• Provided data

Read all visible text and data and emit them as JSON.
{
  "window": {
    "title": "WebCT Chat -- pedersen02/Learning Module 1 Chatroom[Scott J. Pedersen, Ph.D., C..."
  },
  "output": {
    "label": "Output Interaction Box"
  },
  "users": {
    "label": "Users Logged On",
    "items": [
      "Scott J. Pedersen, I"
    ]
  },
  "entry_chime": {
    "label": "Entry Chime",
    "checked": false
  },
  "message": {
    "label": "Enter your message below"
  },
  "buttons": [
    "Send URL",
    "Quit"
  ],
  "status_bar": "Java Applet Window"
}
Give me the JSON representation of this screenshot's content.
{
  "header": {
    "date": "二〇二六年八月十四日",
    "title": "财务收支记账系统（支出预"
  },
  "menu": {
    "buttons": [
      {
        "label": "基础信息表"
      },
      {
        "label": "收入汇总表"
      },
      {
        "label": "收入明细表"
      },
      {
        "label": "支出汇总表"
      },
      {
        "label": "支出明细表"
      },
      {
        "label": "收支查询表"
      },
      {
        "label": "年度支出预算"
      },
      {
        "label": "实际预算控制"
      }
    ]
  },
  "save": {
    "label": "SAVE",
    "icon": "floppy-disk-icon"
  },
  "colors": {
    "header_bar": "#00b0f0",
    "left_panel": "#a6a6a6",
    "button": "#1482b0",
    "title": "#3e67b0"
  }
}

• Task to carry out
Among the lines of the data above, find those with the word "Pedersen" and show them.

• Written answer
    "title": "WebCT Chat -- pedersen02/Learning Module 1 Chatroom[Scott J. Pedersen, Ph.D., C..."
      "Scott J. Pedersen, I"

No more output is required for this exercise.